Using Collocations to Improve Your Academic Writing

According to Wikipedia ‘a collocation is a sequence of words or terms that co-occur more often than would be expected by chance’. For instance a noun ‘research’ is likely to be used or collocated with words such as ‘ground-breaking, pioneering or collaborative’. How are we supposed to know whether two words collocate or not?
If you are a native speaker of English, you usually know it because two words together sound for you correct.  You have been exposed during your life to millions of sentences in English and therefore you have little difficulty in recognising whether certain words can be used together in the right way.If English is your second language, it gets a bit trickier. It is the area where students preparing for IELTS often struggle. It also a challenging area for more advanced undergraduate and postgraduate international students who write academic projects in English.
Yet, knowledge of frequent academic collocations is important, since it can improve your reading comprehensions, writing and speaking skills. That is why I never suggest learning words in isolation.
IELTS students can use several good books (e.g. ‘Oxford Collocations Dictionary for students of English’) and apps (e.g. English Collocation Dictionary for Android) to improve knowledge of collocations. But you have to be realistic, you are never going to learn them all. That is why you need reliable collocation tools which you can quickly consult. Below I want to show you three corpus-derived tools and websites
I used when I was writing my PhD.
The first website is  The website provides you with collocations, words in a sentence and list of similar words.
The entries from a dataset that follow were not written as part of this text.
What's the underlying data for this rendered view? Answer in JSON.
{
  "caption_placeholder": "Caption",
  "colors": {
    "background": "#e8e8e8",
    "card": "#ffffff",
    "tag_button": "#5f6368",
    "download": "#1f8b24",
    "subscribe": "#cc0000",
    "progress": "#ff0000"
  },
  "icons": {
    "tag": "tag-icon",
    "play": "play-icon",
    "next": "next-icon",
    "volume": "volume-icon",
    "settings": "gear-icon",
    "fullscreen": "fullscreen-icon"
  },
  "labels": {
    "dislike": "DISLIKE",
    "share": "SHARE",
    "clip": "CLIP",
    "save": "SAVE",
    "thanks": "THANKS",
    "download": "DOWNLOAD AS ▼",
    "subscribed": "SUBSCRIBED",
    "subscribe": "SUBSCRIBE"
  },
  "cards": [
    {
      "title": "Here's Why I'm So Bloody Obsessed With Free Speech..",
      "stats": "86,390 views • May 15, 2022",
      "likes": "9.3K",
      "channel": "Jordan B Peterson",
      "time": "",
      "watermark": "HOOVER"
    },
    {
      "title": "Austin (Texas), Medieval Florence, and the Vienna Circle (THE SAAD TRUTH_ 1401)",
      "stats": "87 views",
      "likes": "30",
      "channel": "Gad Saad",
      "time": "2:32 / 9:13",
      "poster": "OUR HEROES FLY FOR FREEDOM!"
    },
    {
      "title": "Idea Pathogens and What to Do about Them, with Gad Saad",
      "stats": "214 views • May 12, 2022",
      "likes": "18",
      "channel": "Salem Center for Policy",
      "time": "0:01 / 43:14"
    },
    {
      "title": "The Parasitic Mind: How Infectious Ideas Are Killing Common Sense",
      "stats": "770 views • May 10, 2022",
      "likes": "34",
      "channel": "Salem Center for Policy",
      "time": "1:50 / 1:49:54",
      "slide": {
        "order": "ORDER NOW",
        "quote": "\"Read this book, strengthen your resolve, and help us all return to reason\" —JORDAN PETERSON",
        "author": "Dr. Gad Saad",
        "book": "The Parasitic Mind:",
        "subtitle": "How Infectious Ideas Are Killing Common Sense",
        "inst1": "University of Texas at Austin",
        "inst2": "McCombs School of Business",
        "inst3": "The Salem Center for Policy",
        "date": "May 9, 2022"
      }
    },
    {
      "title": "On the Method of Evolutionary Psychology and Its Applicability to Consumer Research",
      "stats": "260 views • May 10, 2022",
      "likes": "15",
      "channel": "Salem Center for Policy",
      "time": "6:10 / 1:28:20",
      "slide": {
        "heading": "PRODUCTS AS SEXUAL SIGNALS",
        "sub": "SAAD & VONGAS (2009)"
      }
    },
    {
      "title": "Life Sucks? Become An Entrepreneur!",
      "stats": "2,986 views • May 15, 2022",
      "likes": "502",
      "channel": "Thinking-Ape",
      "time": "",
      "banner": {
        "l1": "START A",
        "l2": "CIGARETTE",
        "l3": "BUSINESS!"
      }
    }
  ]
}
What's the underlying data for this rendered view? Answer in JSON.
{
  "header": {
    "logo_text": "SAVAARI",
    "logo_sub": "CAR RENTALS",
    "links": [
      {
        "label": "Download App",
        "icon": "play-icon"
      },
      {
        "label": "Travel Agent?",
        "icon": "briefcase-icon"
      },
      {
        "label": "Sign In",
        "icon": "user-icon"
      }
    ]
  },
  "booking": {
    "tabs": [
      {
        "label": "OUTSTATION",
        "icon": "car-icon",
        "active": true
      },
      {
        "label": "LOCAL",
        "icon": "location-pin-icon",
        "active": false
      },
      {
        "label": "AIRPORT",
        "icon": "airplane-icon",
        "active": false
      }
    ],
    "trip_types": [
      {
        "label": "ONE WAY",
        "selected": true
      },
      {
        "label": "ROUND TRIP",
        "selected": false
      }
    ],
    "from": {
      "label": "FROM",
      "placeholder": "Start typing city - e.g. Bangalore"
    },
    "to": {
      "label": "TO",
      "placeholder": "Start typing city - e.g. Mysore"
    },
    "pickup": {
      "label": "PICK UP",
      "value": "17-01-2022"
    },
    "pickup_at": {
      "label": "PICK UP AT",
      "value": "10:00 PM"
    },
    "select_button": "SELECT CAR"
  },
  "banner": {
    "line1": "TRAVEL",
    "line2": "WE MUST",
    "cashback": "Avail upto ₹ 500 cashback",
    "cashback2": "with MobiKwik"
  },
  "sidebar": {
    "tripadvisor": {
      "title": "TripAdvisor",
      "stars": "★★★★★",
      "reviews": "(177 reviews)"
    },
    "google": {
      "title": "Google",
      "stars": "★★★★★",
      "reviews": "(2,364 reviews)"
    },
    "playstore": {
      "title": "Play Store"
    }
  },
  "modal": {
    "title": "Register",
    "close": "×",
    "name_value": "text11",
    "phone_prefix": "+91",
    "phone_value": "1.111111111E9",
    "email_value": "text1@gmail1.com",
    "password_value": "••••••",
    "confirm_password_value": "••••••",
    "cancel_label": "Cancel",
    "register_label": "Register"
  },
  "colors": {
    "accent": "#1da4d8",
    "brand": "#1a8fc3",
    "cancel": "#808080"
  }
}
See below.



I also used (see the screenshot below), and The first website is great since it illustrates the frequency of collocations with a green bar. Accordingly, ‘carry out research seems to be more prevalent than ‘conduct research’. OZDIC is good too, it provides you with more than 160,000 collocations which will help you write in a more natural-sounding English.